▶ _Task prompt_
The response must contain each line of the material that holds "name".

▶ _Entries provided_
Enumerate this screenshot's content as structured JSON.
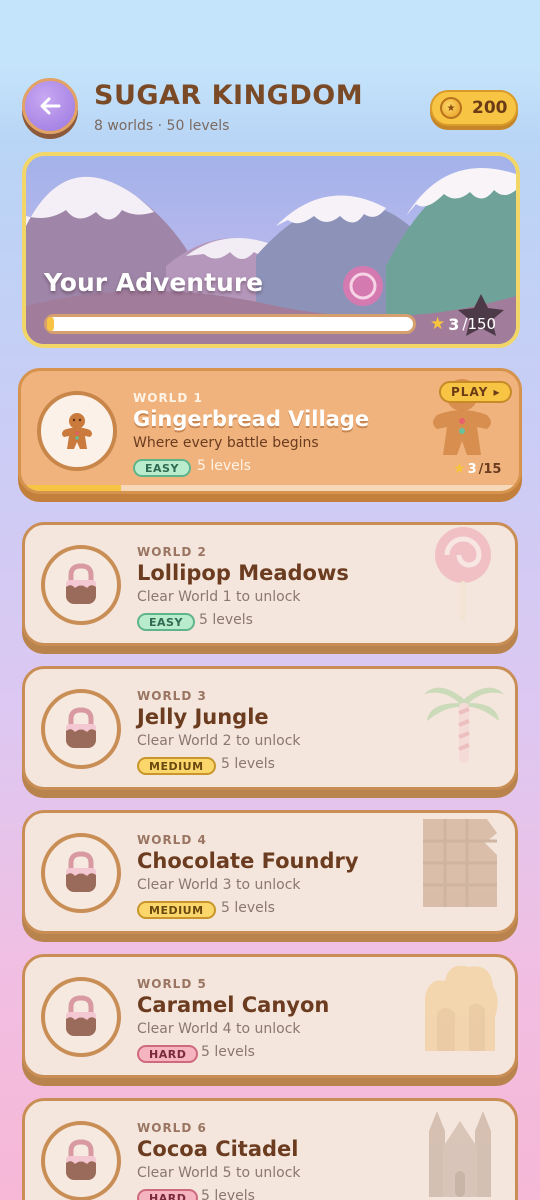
{
  "header": {
    "title": "SUGAR KINGDOM",
    "subtitle": "8 worlds · 50 levels",
    "coins": "200"
  },
  "banner": {
    "title": "Your Adventure",
    "stars_collected": "3",
    "stars_total": "/150",
    "progress_fraction": 0.02
  },
  "worlds": [
    {
      "number": "WORLD 1",
      "name": "Gingerbread Village",
      "description": "Where every battle begins",
      "difficulty": "EASY",
      "levels": "5 levels",
      "action": "PLAY ▸",
      "stars": "3",
      "stars_total": "/15",
      "progress_fraction": 0.2,
      "icon": "gingerbread-man-icon",
      "status": "unlocked"
    },
    {
      "number": "WORLD 2",
      "name": "Lollipop Meadows",
      "description": "Clear World 1 to unlock",
      "difficulty": "EASY",
      "levels": "5 levels",
      "icon": "lock-icon",
      "status": "locked"
    },
    {
      "number": "WORLD 3",
      "name": "Jelly Jungle",
      "description": "Clear World 2 to unlock",
      "difficulty": "MEDIUM",
      "levels": "5 levels",
      "icon": "lock-icon",
      "status": "locked"
    },
    {
      "number": "WORLD 4",
      "name": "Chocolate Foundry",
      "description": "Clear World 3 to unlock",
      "difficulty": "MEDIUM",
      "levels": "5 levels",
      "icon": "lock-icon",
      "status": "locked"
    },
    {
      "number": "WORLD 5",
      "name": "Caramel Canyon",
      "description": "Clear World 4 to unlock",
      "difficulty": "HARD",
      "levels": "5 levels",
      "icon": "lock-icon",
      "status": "locked"
    },
    {
      "number": "WORLD 6",
      "name": "Cocoa Citadel",
      "description": "Clear World 5 to unlock",
      "difficulty": "HARD",
      "levels": "5 levels",
      "icon": "lock-icon",
      "status": "locked"
    }
  ],
  "colors": {
    "title_brown": "#7a4a26",
    "coin_gold": "#f7c444",
    "active_card": "#f0b37d",
    "locked_card": "#f4e6dc",
    "back_button_purple": "#9b78e0"
  }
}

▶ _Solution to the exercise_
      "name": "Gingerbread Village",
      "name": "Lollipop Meadows",
      "name": "Jelly Jungle",
      "name": "Chocolate Foundry",
      "name": "Caramel Canyon",
      "name": "Cocoa Citadel",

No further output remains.